(Beginning of Input data)
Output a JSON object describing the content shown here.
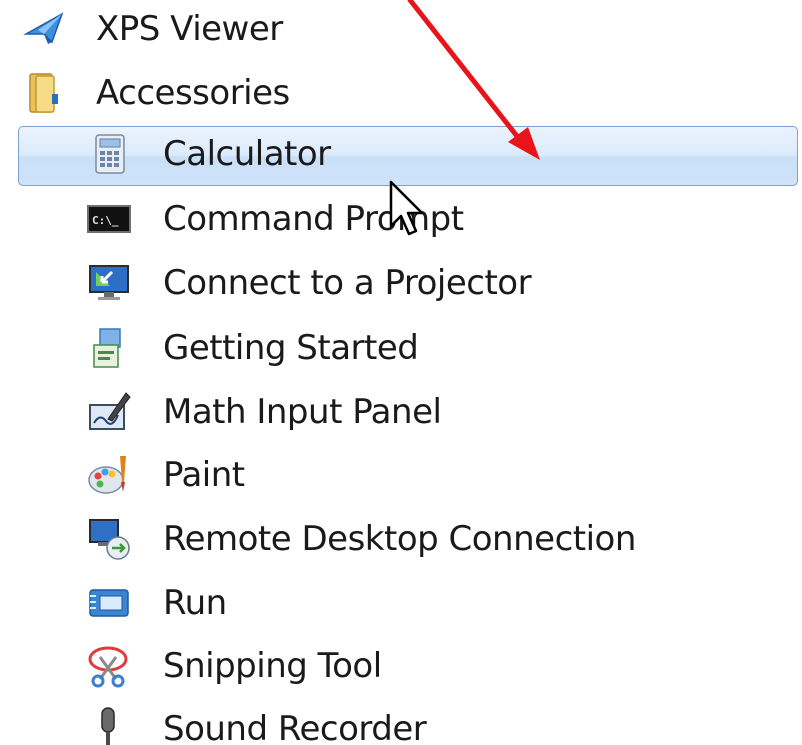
{
  "menu": {
    "items": [
      {
        "label": "XPS Viewer",
        "icon": "xps-viewer-icon",
        "level": "top"
      },
      {
        "label": "Accessories",
        "icon": "folder-icon",
        "level": "top"
      },
      {
        "label": "Calculator",
        "icon": "calculator-icon",
        "level": "child",
        "selected": true
      },
      {
        "label": "Command Prompt",
        "icon": "command-prompt-icon",
        "level": "child"
      },
      {
        "label": "Connect to a Projector",
        "icon": "projector-icon",
        "level": "child"
      },
      {
        "label": "Getting Started",
        "icon": "getting-started-icon",
        "level": "child"
      },
      {
        "label": "Math Input Panel",
        "icon": "math-input-icon",
        "level": "child"
      },
      {
        "label": "Paint",
        "icon": "paint-icon",
        "level": "child"
      },
      {
        "label": "Remote Desktop Connection",
        "icon": "remote-desktop-icon",
        "level": "child"
      },
      {
        "label": "Run",
        "icon": "run-icon",
        "level": "child"
      },
      {
        "label": "Snipping Tool",
        "icon": "snipping-tool-icon",
        "level": "child"
      },
      {
        "label": "Sound Recorder",
        "icon": "microphone-icon",
        "level": "child"
      }
    ]
  },
  "colors": {
    "selection_border": "#7da2ce",
    "selection_fill": "#dcebfc",
    "annotation_arrow": "#e8141a"
  }
}
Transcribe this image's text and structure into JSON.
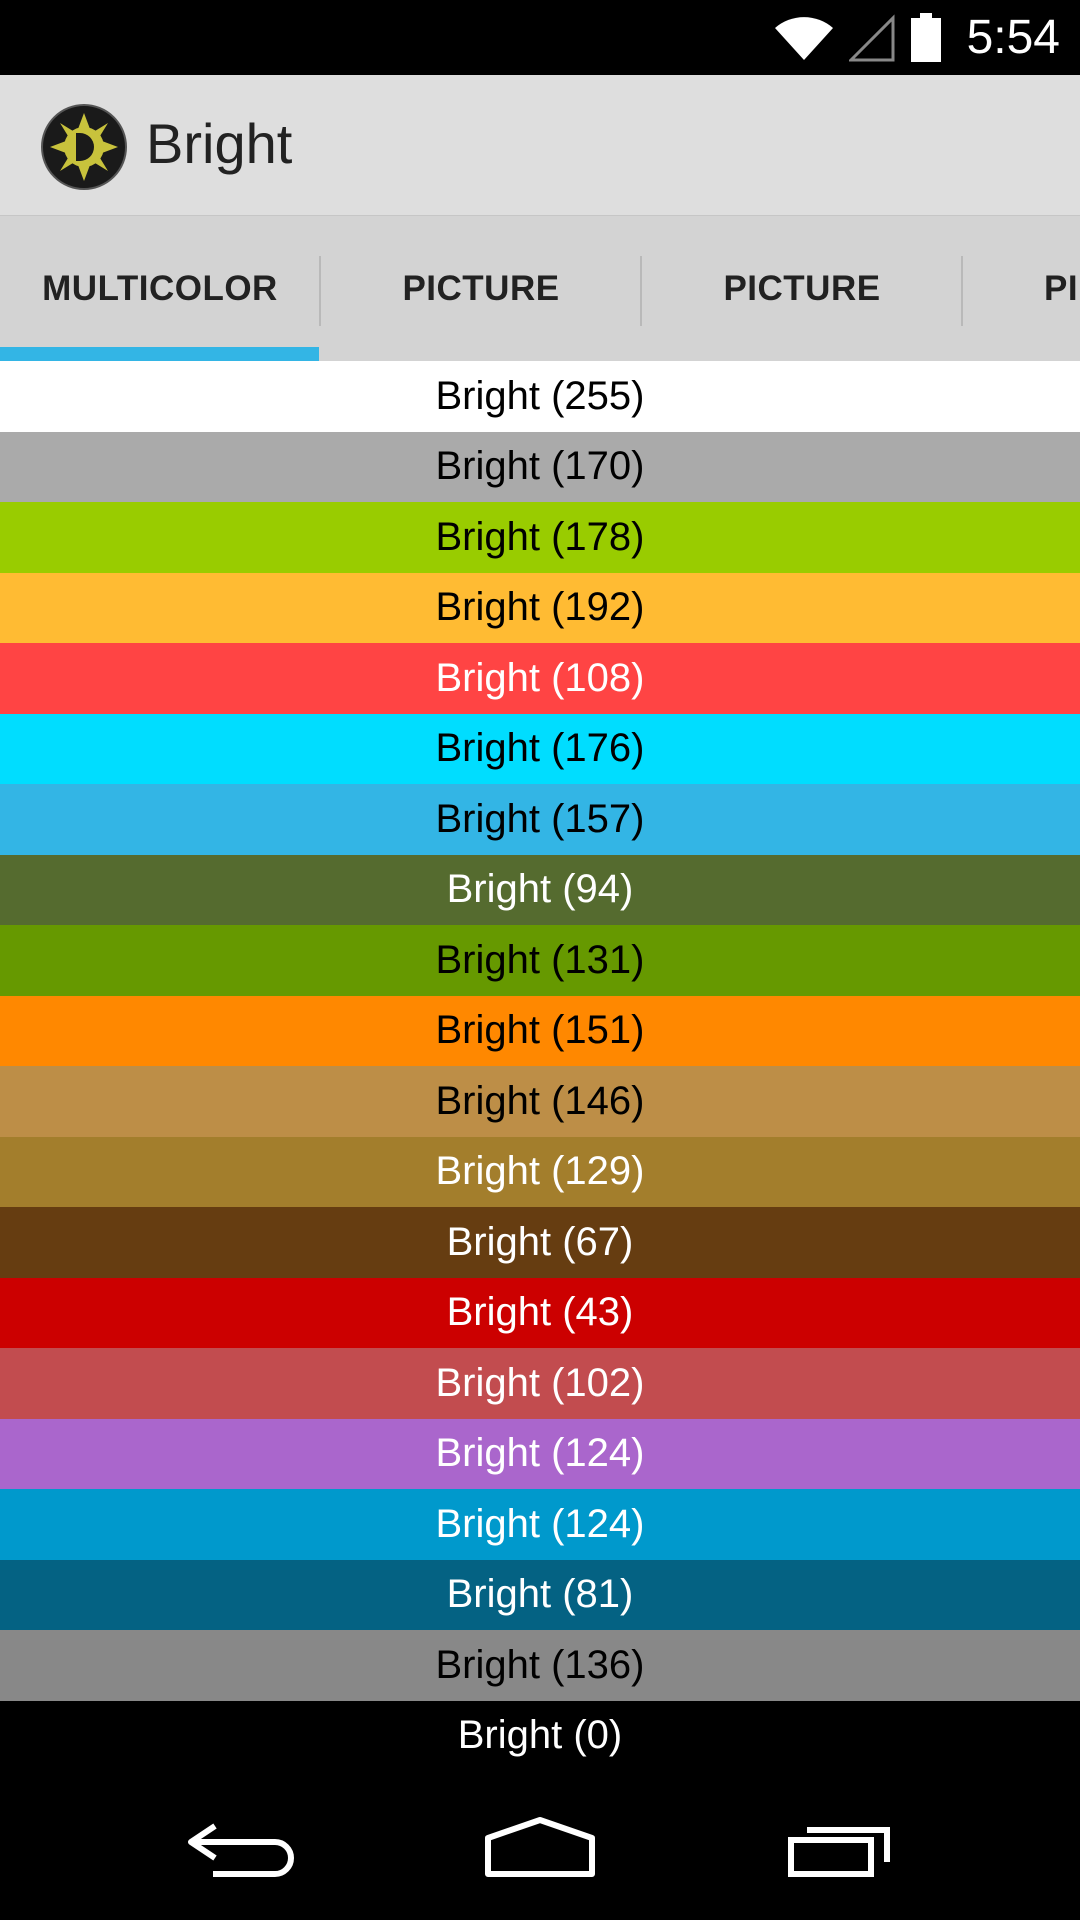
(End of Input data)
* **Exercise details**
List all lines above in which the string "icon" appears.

* **Exercise result**
        "icon": "xps-viewer-icon",
        "icon": "folder-icon",
        "icon": "calculator-icon",
        "icon": "command-prompt-icon",
        "icon": "projector-icon",
        "icon": "getting-started-icon",
        "icon": "math-input-icon",
        "icon": "paint-icon",
        "icon": "remote-desktop-icon",
        "icon": "run-icon",
        "icon": "snipping-tool-icon",
        "icon": "microphone-icon",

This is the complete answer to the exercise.